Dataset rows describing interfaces

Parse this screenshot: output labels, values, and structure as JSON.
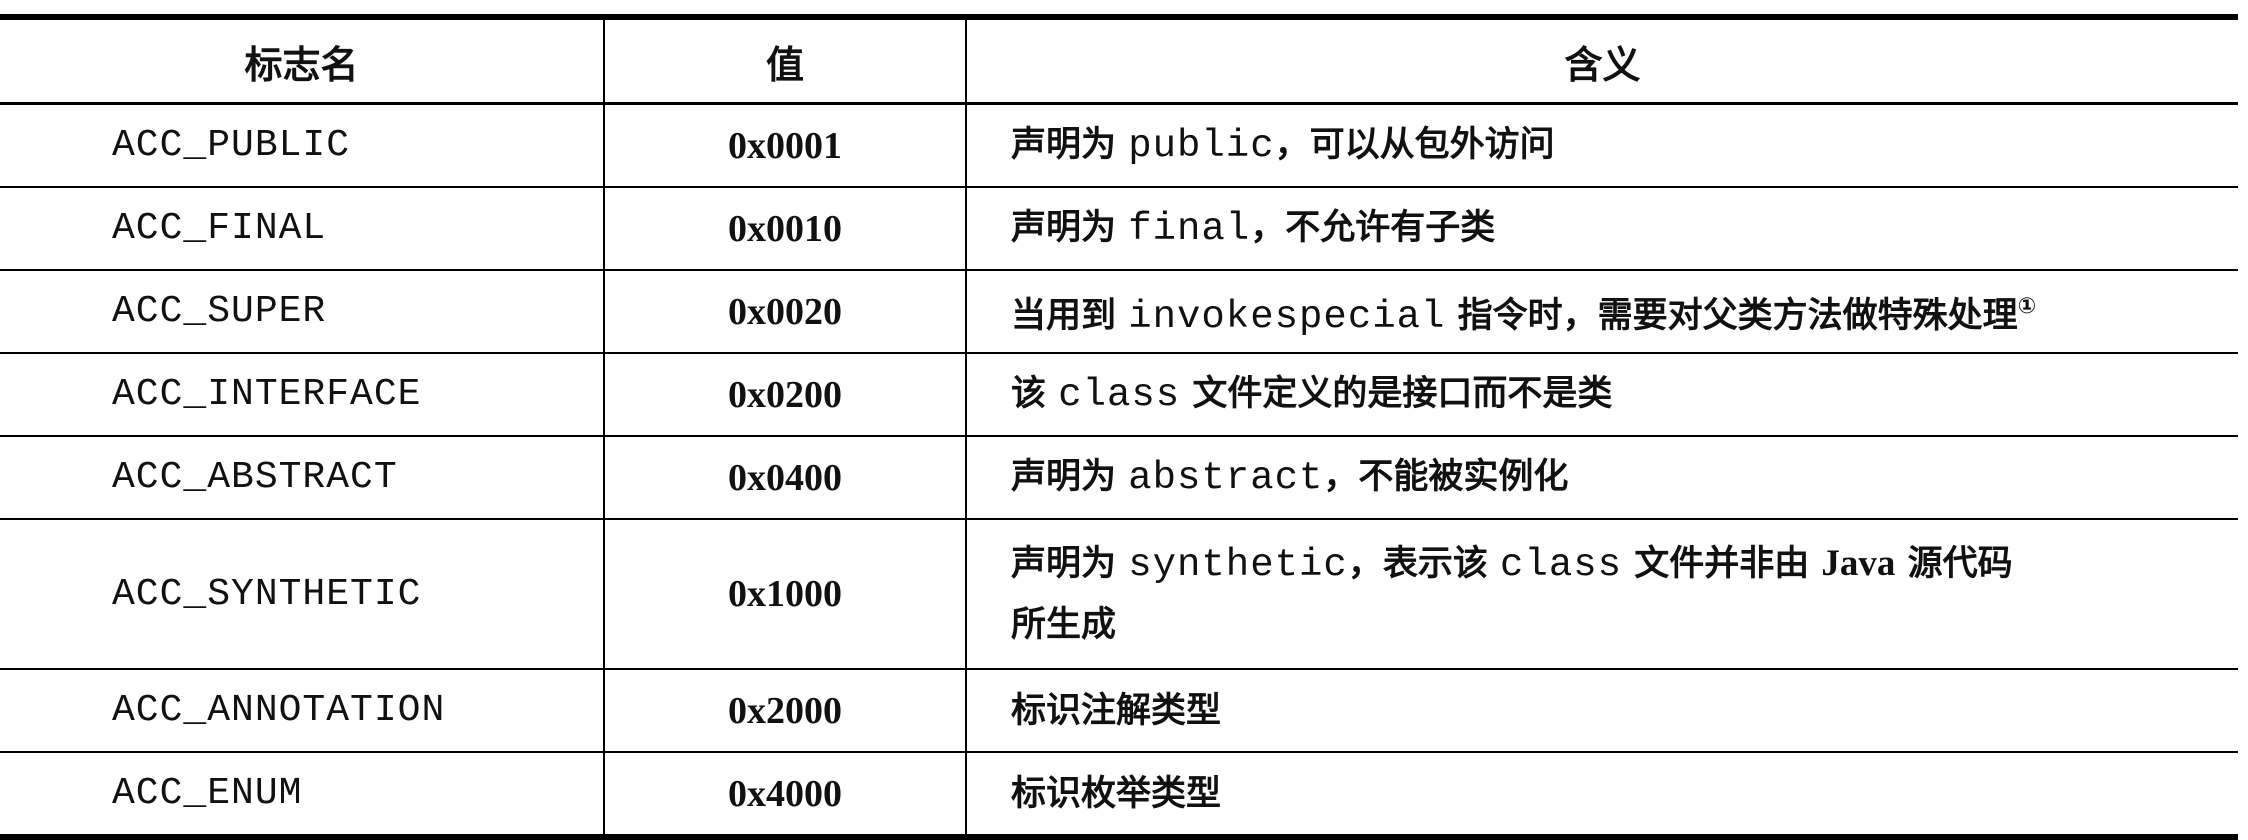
{
  "headers": [
    "标志名",
    "值",
    "含义"
  ],
  "rows": [
    {
      "name": "ACC_PUBLIC",
      "value": "0x0001",
      "desc": {
        "a": "声明为 ",
        "m": "public",
        "b": "，可以从包外访问"
      }
    },
    {
      "name": "ACC_FINAL",
      "value": "0x0010",
      "desc": {
        "a": "声明为 ",
        "m": "final",
        "b": "，不允许有子类"
      }
    },
    {
      "name": "ACC_SUPER",
      "value": "0x0020",
      "desc": {
        "a": "当用到 ",
        "m": "invokespecial",
        "b": " 指令时，需要对父类方法做特殊处理",
        "sup": "①"
      }
    },
    {
      "name": "ACC_INTERFACE",
      "value": "0x0200",
      "desc": {
        "a": "该 ",
        "m": "class",
        "b": " 文件定义的是接口而不是类"
      }
    },
    {
      "name": "ACC_ABSTRACT",
      "value": "0x0400",
      "desc": {
        "a": "声明为 ",
        "m": "abstract",
        "b": "，不能被实例化"
      }
    },
    {
      "name": "ACC_SYNTHETIC",
      "value": "0x1000",
      "desc": {
        "a": "声明为 ",
        "m": "synthetic",
        "b": "，表示该 ",
        "m2": "class",
        "c": " 文件并非由 ",
        "s": "Java",
        "d": " 源代码",
        "e": "所生成"
      }
    },
    {
      "name": "ACC_ANNOTATION",
      "value": "0x2000",
      "desc": {
        "a": "标识注解类型"
      }
    },
    {
      "name": "ACC_ENUM",
      "value": "0x4000",
      "desc": {
        "a": "标识枚举类型"
      }
    }
  ]
}
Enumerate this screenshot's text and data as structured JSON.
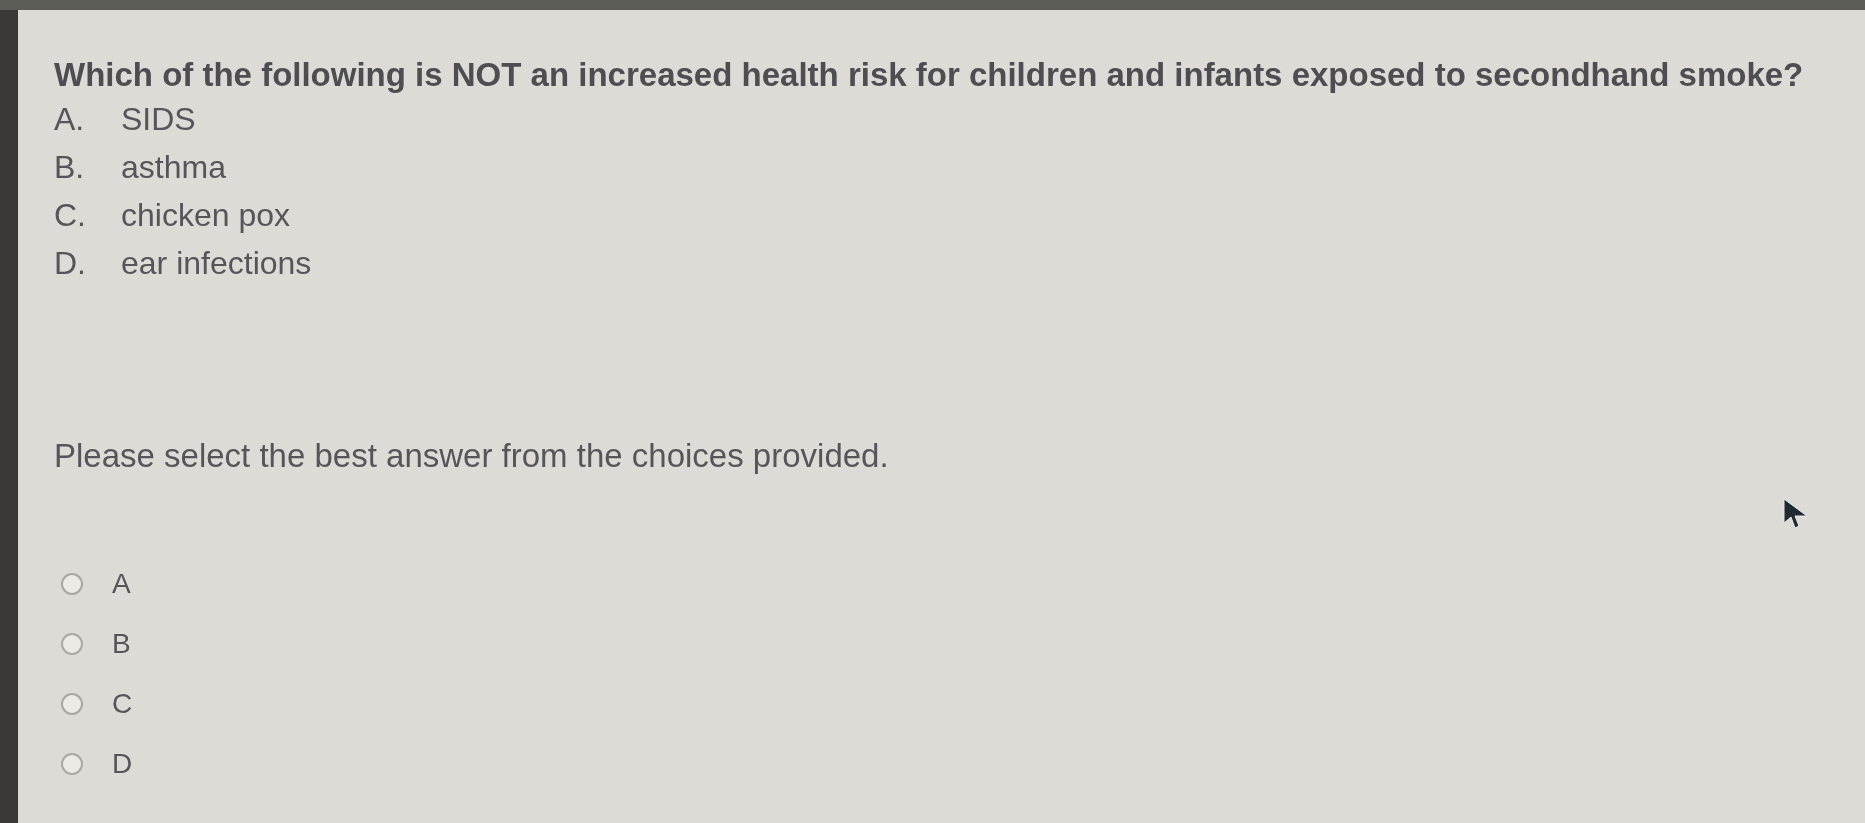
{
  "question": "Which of the following is NOT an increased health risk for children and infants exposed to secondhand smoke?",
  "options": [
    {
      "letter": "A.",
      "text": "SIDS"
    },
    {
      "letter": "B.",
      "text": "asthma"
    },
    {
      "letter": "C.",
      "text": "chicken pox"
    },
    {
      "letter": "D.",
      "text": "ear infections"
    }
  ],
  "instruction": "Please select the best answer from the choices provided.",
  "choices": [
    {
      "label": "A",
      "selected": false
    },
    {
      "label": "B",
      "selected": false
    },
    {
      "label": "C",
      "selected": false
    },
    {
      "label": "D",
      "selected": false
    }
  ]
}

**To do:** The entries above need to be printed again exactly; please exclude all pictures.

**Output of the exercise:**
Parse this screenshot: output labels, values, and structure as JSON.
{
  "headers": [
    "标志名",
    "值",
    "含义"
  ],
  "rows": [
    {
      "name": "ACC_PUBLIC",
      "value": "0x0001",
      "desc": {
        "a": "声明为 ",
        "m": "public",
        "b": "，可以从包外访问"
      }
    },
    {
      "name": "ACC_FINAL",
      "value": "0x0010",
      "desc": {
        "a": "声明为 ",
        "m": "final",
        "b": "，不允许有子类"
      }
    },
    {
      "name": "ACC_SUPER",
      "value": "0x0020",
      "desc": {
        "a": "当用到 ",
        "m": "invokespecial",
        "b": " 指令时，需要对父类方法做特殊处理",
        "sup": "①"
      }
    },
    {
      "name": "ACC_INTERFACE",
      "value": "0x0200",
      "desc": {
        "a": "该 ",
        "m": "class",
        "b": " 文件定义的是接口而不是类"
      }
    },
    {
      "name": "ACC_ABSTRACT",
      "value": "0x0400",
      "desc": {
        "a": "声明为 ",
        "m": "abstract",
        "b": "，不能被实例化"
      }
    },
    {
      "name": "ACC_SYNTHETIC",
      "value": "0x1000",
      "desc": {
        "a": "声明为 ",
        "m": "synthetic",
        "b": "，表示该 ",
        "m2": "class",
        "c": " 文件并非由 ",
        "s": "Java",
        "d": " 源代码",
        "e": "所生成"
      }
    },
    {
      "name": "ACC_ANNOTATION",
      "value": "0x2000",
      "desc": {
        "a": "标识注解类型"
      }
    },
    {
      "name": "ACC_ENUM",
      "value": "0x4000",
      "desc": {
        "a": "标识枚举类型"
      }
    }
  ]
}
Enumerate this screenshot's text and data as structured JSON.
{
  "question": "Which of the following is NOT an increased health risk for children and infants exposed to secondhand smoke?",
  "options": [
    {
      "letter": "A.",
      "text": "SIDS"
    },
    {
      "letter": "B.",
      "text": "asthma"
    },
    {
      "letter": "C.",
      "text": "chicken pox"
    },
    {
      "letter": "D.",
      "text": "ear infections"
    }
  ],
  "instruction": "Please select the best answer from the choices provided.",
  "choices": [
    {
      "label": "A",
      "selected": false
    },
    {
      "label": "B",
      "selected": false
    },
    {
      "label": "C",
      "selected": false
    },
    {
      "label": "D",
      "selected": false
    }
  ]
}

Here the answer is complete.